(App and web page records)
━━━━━━━━━━━━━━━━━━━━━━━━━━━━━━
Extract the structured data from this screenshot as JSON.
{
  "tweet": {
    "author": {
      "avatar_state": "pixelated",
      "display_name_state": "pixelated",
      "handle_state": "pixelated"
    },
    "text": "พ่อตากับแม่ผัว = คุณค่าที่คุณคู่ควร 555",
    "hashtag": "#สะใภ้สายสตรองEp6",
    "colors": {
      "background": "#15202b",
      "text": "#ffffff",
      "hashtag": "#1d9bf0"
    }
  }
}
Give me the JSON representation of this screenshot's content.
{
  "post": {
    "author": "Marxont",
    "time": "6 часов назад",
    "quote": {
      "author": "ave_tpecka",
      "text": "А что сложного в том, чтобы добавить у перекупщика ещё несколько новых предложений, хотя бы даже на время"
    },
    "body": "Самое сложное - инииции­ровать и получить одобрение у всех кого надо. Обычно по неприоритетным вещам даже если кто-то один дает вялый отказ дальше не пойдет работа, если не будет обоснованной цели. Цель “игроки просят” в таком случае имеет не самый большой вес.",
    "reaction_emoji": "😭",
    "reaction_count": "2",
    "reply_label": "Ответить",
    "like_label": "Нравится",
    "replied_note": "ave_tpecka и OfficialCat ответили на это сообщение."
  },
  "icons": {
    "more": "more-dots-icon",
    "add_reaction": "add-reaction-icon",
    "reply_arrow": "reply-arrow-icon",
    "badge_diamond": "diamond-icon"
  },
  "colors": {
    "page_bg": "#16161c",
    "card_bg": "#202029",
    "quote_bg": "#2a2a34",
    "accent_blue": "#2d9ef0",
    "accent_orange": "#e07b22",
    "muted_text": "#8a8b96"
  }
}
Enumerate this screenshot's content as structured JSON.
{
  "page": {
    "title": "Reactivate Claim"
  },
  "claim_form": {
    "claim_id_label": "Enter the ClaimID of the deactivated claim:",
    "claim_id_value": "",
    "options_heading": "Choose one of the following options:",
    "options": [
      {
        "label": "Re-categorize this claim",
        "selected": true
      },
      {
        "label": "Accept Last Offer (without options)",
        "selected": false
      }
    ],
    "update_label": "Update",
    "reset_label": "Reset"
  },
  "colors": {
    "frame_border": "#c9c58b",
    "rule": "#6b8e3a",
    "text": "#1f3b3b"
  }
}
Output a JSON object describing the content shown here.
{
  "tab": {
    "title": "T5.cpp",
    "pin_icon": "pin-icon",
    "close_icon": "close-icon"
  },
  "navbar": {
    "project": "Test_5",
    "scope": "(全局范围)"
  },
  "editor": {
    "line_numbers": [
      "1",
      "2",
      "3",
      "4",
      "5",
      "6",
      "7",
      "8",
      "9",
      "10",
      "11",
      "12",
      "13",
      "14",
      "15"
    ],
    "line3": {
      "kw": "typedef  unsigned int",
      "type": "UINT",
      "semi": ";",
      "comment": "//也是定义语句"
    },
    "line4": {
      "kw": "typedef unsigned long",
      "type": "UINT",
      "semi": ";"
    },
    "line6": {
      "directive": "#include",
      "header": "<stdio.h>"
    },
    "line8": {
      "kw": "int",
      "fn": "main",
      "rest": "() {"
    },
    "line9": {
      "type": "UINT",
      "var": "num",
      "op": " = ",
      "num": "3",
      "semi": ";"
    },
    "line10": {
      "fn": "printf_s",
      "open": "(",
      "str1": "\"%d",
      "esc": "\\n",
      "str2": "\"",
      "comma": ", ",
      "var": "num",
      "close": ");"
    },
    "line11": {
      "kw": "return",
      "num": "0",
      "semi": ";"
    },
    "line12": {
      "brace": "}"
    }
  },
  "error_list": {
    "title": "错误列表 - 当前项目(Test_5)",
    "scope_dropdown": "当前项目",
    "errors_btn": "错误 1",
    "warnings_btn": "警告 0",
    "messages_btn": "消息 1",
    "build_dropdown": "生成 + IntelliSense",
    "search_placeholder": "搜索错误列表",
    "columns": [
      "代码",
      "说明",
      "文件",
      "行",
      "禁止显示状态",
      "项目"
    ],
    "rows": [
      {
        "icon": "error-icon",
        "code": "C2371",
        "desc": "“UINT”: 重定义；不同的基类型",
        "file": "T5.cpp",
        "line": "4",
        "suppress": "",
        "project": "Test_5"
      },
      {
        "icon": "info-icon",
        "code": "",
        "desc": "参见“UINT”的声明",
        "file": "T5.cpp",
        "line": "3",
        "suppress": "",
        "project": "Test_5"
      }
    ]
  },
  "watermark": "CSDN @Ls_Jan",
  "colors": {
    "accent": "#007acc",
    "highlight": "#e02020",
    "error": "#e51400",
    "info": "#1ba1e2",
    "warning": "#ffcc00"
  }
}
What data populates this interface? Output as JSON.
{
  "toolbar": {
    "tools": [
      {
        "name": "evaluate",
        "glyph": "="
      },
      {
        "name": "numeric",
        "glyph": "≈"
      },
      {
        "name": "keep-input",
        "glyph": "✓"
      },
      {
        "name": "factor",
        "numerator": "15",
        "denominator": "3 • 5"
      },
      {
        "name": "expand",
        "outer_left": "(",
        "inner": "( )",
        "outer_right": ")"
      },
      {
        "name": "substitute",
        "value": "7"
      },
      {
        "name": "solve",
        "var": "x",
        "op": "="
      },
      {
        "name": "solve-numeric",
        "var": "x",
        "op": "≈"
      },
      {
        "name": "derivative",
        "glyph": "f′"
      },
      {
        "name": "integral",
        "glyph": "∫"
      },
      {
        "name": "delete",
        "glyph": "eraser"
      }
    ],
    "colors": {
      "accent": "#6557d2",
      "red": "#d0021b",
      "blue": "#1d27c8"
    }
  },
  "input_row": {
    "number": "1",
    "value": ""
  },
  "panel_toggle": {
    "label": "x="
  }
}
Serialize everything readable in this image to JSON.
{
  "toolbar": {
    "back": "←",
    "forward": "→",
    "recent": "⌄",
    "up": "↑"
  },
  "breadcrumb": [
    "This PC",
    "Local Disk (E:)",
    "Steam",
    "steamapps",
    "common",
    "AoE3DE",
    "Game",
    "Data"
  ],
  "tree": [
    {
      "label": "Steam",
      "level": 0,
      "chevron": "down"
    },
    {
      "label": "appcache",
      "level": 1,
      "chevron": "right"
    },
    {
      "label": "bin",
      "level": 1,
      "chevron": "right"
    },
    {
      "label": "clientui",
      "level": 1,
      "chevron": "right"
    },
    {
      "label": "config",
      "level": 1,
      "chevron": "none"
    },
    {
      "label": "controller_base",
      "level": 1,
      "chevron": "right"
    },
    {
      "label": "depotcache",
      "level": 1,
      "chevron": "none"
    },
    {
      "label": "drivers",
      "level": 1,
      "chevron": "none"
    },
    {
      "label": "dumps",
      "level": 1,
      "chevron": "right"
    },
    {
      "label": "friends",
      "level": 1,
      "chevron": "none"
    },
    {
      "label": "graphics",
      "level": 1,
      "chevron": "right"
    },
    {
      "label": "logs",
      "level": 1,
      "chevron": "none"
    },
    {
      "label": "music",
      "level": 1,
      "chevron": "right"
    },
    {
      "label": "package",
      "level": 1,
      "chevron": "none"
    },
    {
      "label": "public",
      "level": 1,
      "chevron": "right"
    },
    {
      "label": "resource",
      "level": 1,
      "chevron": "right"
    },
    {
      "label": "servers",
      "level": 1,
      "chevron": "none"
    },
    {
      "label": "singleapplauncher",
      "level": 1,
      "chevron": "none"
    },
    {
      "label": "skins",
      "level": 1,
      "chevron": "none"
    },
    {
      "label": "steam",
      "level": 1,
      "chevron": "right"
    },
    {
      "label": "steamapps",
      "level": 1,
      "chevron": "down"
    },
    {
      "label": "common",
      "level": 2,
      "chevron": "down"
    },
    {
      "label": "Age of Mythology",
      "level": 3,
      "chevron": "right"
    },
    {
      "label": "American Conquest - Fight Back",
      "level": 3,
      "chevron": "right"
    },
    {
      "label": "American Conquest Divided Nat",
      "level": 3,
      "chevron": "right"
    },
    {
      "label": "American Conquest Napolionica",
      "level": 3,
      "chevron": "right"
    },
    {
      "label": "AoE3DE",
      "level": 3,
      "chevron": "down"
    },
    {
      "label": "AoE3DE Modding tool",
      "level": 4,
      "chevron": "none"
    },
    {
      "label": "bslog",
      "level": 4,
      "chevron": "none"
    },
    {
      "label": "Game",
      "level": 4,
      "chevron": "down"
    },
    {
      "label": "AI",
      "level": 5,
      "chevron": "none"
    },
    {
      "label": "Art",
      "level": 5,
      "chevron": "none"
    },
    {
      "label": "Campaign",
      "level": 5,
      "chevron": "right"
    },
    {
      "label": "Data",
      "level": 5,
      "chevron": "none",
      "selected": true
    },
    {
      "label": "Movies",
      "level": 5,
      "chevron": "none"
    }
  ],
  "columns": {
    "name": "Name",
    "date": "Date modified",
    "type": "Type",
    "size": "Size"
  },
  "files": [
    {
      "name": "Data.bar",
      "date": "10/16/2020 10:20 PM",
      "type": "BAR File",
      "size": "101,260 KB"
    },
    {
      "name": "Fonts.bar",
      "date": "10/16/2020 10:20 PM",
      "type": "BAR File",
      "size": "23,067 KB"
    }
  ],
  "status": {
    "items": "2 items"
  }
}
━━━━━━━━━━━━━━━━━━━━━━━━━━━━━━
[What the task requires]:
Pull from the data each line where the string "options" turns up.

[Task solution]:
    "options_heading": "Choose one of the following options:",
    "options": [
        "label": "Accept Last Offer (without options)",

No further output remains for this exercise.